→ **PROMPT**
Count how many lines of the data below contain the string "everything"; the reply should be that number alone.

→ **MATERIAL FOR THIS EXERCISE**
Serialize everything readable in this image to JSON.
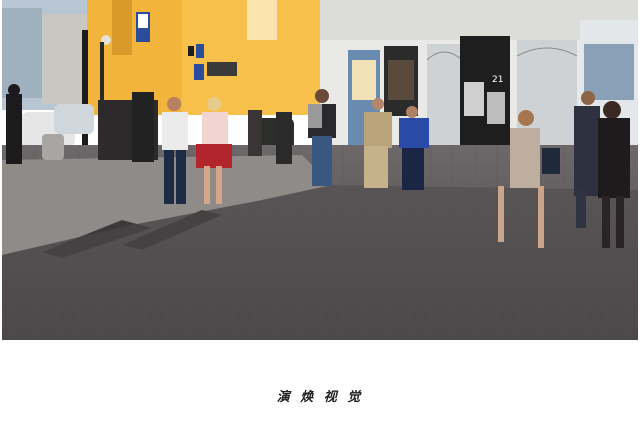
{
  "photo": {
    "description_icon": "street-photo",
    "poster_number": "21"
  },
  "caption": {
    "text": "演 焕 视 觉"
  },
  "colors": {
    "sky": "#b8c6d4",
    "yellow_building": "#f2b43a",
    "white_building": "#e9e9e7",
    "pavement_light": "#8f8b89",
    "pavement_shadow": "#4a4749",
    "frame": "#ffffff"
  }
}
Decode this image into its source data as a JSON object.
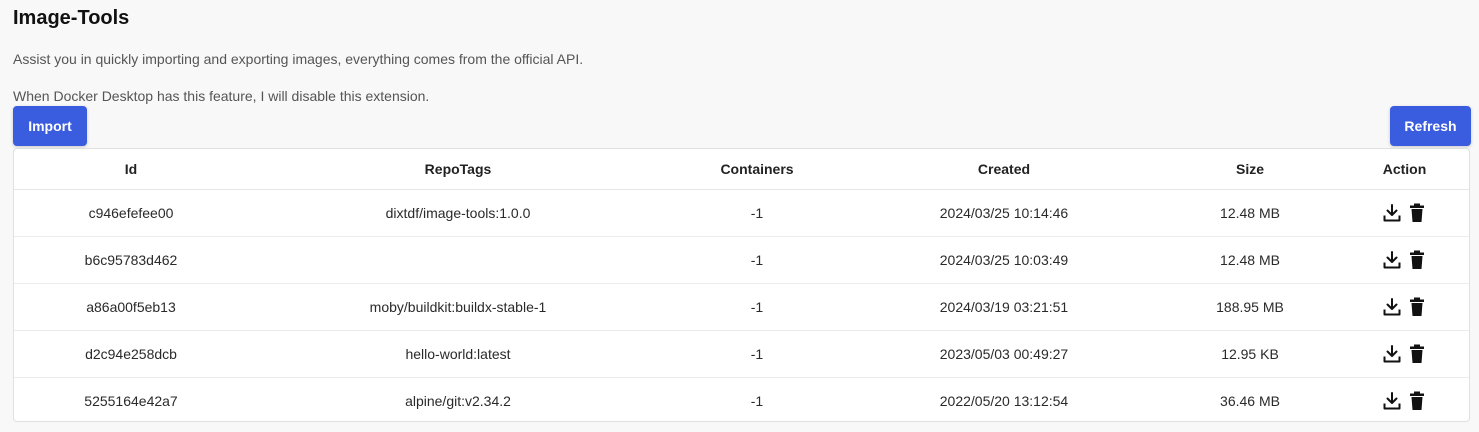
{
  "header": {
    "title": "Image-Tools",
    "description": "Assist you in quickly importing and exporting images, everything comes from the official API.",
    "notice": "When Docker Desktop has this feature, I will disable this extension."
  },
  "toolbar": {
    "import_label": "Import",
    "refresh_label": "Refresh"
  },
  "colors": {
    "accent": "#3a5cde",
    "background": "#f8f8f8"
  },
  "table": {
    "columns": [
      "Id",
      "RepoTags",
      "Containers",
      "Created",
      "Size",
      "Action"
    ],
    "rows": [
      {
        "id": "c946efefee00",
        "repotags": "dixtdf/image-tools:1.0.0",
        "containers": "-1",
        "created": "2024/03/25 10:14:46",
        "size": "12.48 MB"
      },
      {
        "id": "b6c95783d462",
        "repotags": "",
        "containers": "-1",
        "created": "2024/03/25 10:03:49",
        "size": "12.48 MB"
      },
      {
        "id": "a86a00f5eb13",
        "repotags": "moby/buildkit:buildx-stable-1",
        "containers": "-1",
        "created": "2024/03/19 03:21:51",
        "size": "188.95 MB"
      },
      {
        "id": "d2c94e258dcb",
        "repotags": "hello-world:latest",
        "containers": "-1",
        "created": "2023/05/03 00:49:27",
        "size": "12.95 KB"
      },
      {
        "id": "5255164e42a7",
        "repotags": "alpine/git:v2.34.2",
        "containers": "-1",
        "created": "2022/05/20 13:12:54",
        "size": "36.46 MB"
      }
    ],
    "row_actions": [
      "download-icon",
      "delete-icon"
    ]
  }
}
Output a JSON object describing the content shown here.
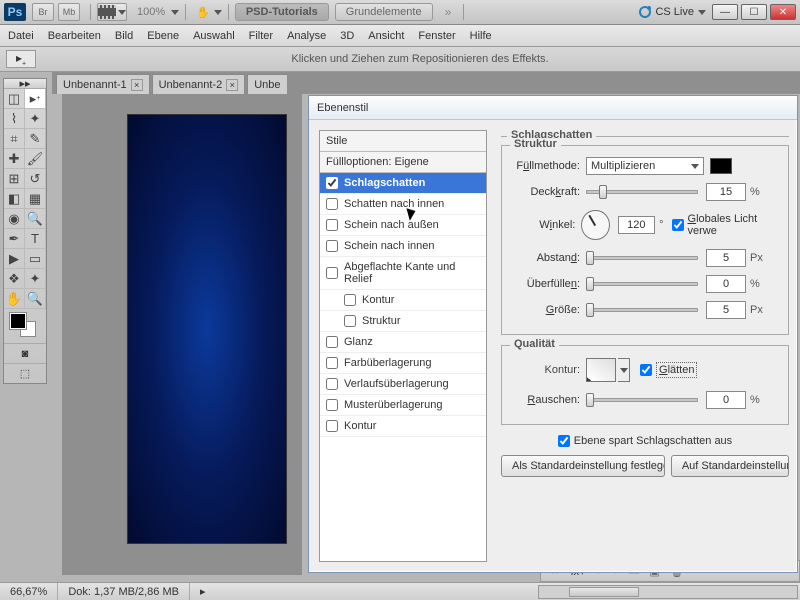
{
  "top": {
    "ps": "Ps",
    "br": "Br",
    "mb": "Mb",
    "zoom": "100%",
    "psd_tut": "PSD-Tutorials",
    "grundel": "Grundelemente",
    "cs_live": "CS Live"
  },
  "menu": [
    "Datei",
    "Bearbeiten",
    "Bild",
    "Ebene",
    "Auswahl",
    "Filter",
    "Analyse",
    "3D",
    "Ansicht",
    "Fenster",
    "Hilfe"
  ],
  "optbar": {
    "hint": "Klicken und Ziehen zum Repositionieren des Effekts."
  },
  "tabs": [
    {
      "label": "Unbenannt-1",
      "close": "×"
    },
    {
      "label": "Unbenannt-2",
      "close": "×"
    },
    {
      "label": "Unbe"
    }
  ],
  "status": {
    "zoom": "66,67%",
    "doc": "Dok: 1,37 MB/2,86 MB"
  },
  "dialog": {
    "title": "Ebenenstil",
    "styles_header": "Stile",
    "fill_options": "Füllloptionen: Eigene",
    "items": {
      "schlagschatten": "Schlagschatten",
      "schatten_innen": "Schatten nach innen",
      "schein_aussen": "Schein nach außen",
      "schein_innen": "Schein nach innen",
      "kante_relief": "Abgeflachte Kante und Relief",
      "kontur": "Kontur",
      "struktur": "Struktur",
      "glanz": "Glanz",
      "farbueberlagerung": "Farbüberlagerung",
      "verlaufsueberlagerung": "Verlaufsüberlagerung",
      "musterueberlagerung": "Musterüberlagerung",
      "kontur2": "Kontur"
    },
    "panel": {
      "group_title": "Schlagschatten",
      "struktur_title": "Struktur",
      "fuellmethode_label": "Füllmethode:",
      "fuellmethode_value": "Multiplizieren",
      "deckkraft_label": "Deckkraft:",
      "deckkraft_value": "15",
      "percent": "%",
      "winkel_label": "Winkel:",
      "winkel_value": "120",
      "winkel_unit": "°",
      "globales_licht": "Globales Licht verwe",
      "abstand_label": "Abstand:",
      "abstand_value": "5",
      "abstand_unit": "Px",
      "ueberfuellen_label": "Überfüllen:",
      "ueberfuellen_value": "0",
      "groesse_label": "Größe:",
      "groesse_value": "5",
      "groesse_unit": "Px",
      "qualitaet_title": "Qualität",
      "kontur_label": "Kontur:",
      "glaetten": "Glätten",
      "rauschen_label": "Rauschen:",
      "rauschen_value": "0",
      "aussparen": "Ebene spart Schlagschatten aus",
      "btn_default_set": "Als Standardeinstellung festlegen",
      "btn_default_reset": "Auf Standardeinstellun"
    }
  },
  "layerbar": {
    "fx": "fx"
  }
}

→ **RESPONSE TO THIS TASK**
2